Prepared for the Federal Register

By David North on January 30, 2013

Response of the Center for Immigration Studies, Washington, D.C., March 8, 2013 to

A Request for Comments by the Department of State on

Exchange Visitor Program — Fees and Charges

RIN 1400-AD28

Federal Register Vol. 78, No. 20, Wednesday, January 30, 2013; pp. 6263-6269

This response is from the Center for Immigration Studies, an independent, non-partisan, non-profit, research organization; it is the only organization in the United States focused exclusively on the impact of international migration on American systems. It is based in Washington, DC.

The State Department announcement proposes long overdue, minor upward adjustments to the fees it charges to those who use the J-1 Exchange Visitor program. This is a lightly regulated program that brings enormous benefits to those entities and individuals who use it, if not to the people of the United States.

The proposed fees should be adopted, and the State Department should immediately take steps to control this program, which is multifaceted, but which usually moves in a single direction, to bring alien workers of many kinds to the United States, under circumstances in which the foreign workers are often exploited, and in which unemployed U.S. workers are often shouldered out of jobs that they could easily perform. All of this is shrouded by both the Department's insistence that this is a foreign relations program and by the unwillingness of the press to explore something that is obscure and complex, and something that only harms voiceless Americans.

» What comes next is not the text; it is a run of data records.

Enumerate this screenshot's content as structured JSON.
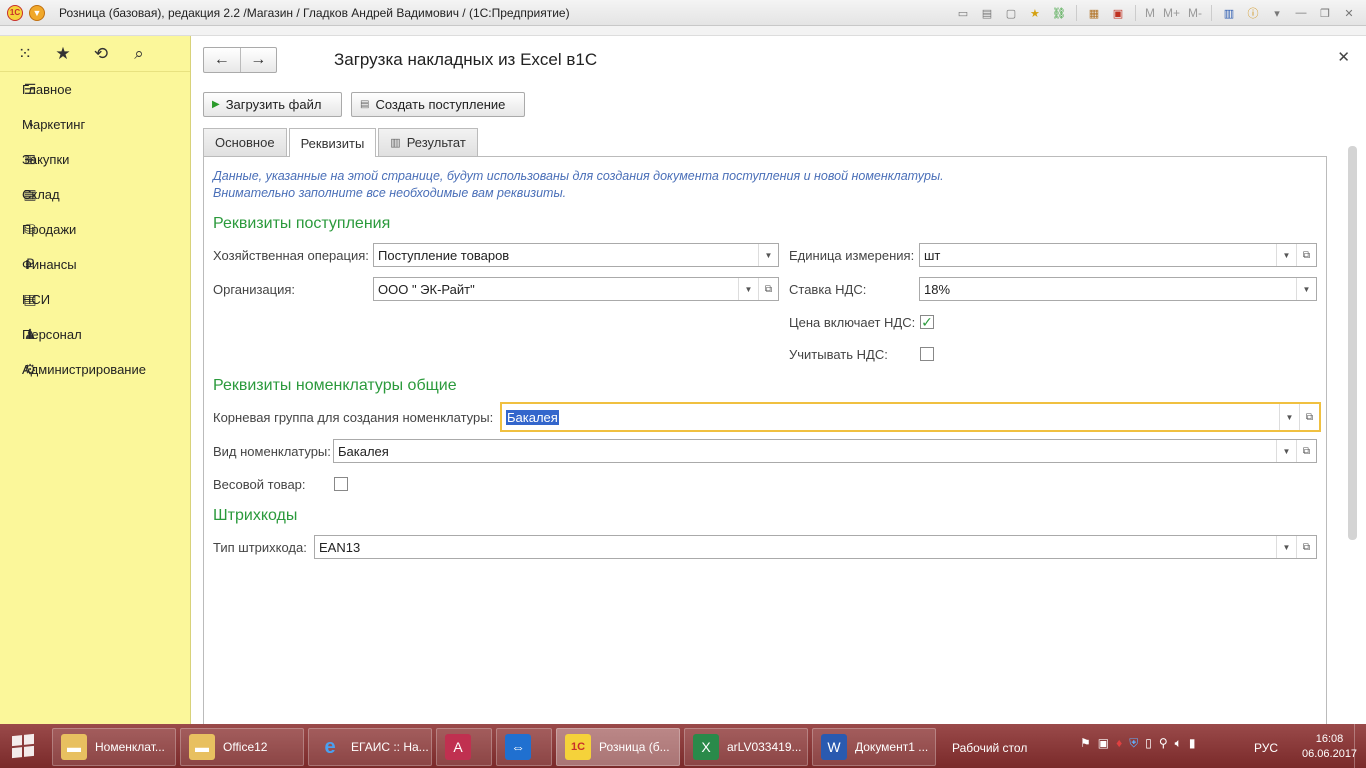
{
  "window": {
    "title": "Розница (базовая), редакция 2.2 /Магазин / Гладков Андрей Вадимович /  (1С:Предприятие)",
    "logo_text": "1С",
    "right_tools": [
      "M",
      "M+",
      "M-"
    ]
  },
  "sidebar": {
    "items": [
      {
        "label": "Главное",
        "icon": "menu-lines-icon"
      },
      {
        "label": "Маркетинг",
        "icon": "pie-chart-icon"
      },
      {
        "label": "Закупки",
        "icon": "purchase-icon"
      },
      {
        "label": "Склад",
        "icon": "warehouse-icon"
      },
      {
        "label": "Продажи",
        "icon": "basket-icon"
      },
      {
        "label": "Финансы",
        "icon": "ruble-icon"
      },
      {
        "label": "НСИ",
        "icon": "catalog-icon"
      },
      {
        "label": "Персонал",
        "icon": "person-icon"
      },
      {
        "label": "Администрирование",
        "icon": "gear-icon"
      }
    ]
  },
  "form": {
    "title": "Загрузка накладных из Excel в1С",
    "load_button": "Загрузить файл",
    "create_button": "Создать поступление",
    "tabs": [
      "Основное",
      "Реквизиты",
      "Результат"
    ],
    "hint_line1": "Данные, указанные на этой странице, будут использованы для создания документа поступления и новой номенклатуры.",
    "hint_line2": "Внимательно заполните все необходимые вам реквизиты.",
    "section1": "Реквизиты поступления",
    "operation_label": "Хозяйственная операция:",
    "operation_value": "Поступление товаров",
    "org_label": "Организация:",
    "org_value": "ООО \" ЭК-Райт\"",
    "unit_label": "Единица измерения:",
    "unit_value": "шт",
    "vat_rate_label": "Ставка НДС:",
    "vat_rate_value": "18%",
    "price_incl_vat_label": "Цена включает НДС:",
    "price_incl_vat_checked": true,
    "account_vat_label": "Учитывать НДС:",
    "account_vat_checked": false,
    "section2": "Реквизиты номенклатуры общие",
    "root_group_label": "Корневая группа для создания номенклатуры:",
    "root_group_value": "Бакалея",
    "nom_type_label": "Вид номенклатуры:",
    "nom_type_value": "Бакалея",
    "weight_label": "Весовой товар:",
    "weight_checked": false,
    "section3": "Штрихкоды",
    "barcode_label": "Тип штрихкода:",
    "barcode_value": "EAN13"
  },
  "taskbar": {
    "tasks": [
      {
        "label": "Номенклат...",
        "icon": "folder-icon"
      },
      {
        "label": "Office12",
        "icon": "folder-icon"
      },
      {
        "label": "ЕГАИС :: На...",
        "icon": "ie-icon"
      },
      {
        "label": "",
        "icon": "access-icon"
      },
      {
        "label": "",
        "icon": "teamviewer-icon"
      },
      {
        "label": "Розница (б...",
        "icon": "1c-icon"
      },
      {
        "label": "arLV033419...",
        "icon": "excel-icon"
      },
      {
        "label": "Документ1 ...",
        "icon": "word-icon"
      }
    ],
    "desktop_label": "Рабочий стол",
    "lang": "РУС",
    "time": "16:08",
    "date": "06.06.2017"
  },
  "colors": {
    "sidebar_bg": "#fbf79a",
    "section_green": "#2b9a3c",
    "hint_blue": "#4a6fb8",
    "focus_border": "#f0c040",
    "taskbar": "#8a3a3a"
  }
}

A central feature of this program is the total lack of labor standards. There are no mandatory minimum wages, and no organized protection either for the often exploited foreign workers, or for the U.S. workers who are not employed as a by-product of this program.

How can the State Department hope to prevent abuses in the program if it limits itself, as it does now, to some 13 staff members monitoring more than 1,400 separate and distinct sponsors? Fees should have been raised, and very substantially, on these sponsors many years ago.

While there are admittedly some non-exploited, truly distinguished international scholars who come to this country on the J-1 program, and who are treated quite well by the Harvards and the Stanfords of academia, far more numerous are the foreign workers who are, for example, brought to Alaska to work 12-hour days gutting fish at non-competitive wages, or, while doing less unattractive work, the underpaid au pairs brought to affluent U.S. families through another wrinkle of this program.

All of these matters have been thoroughly documented in recent publications by both CIS, and by the Economic Policy Institute, which should be considered along with the expected complaints of the J-1 sponsors who prefer no regulation at all. The pertinent documents are:

In summary, the proposed fee increases should be imposed, but only as a very small step in the right direction.

David North
Center for Immigration Studies
Washington, D.C.

Mailed to U.S. Department of State, Office of Designation, SA-5, Floor 5, 2200 C Street NW,
Washington, D.C., 20522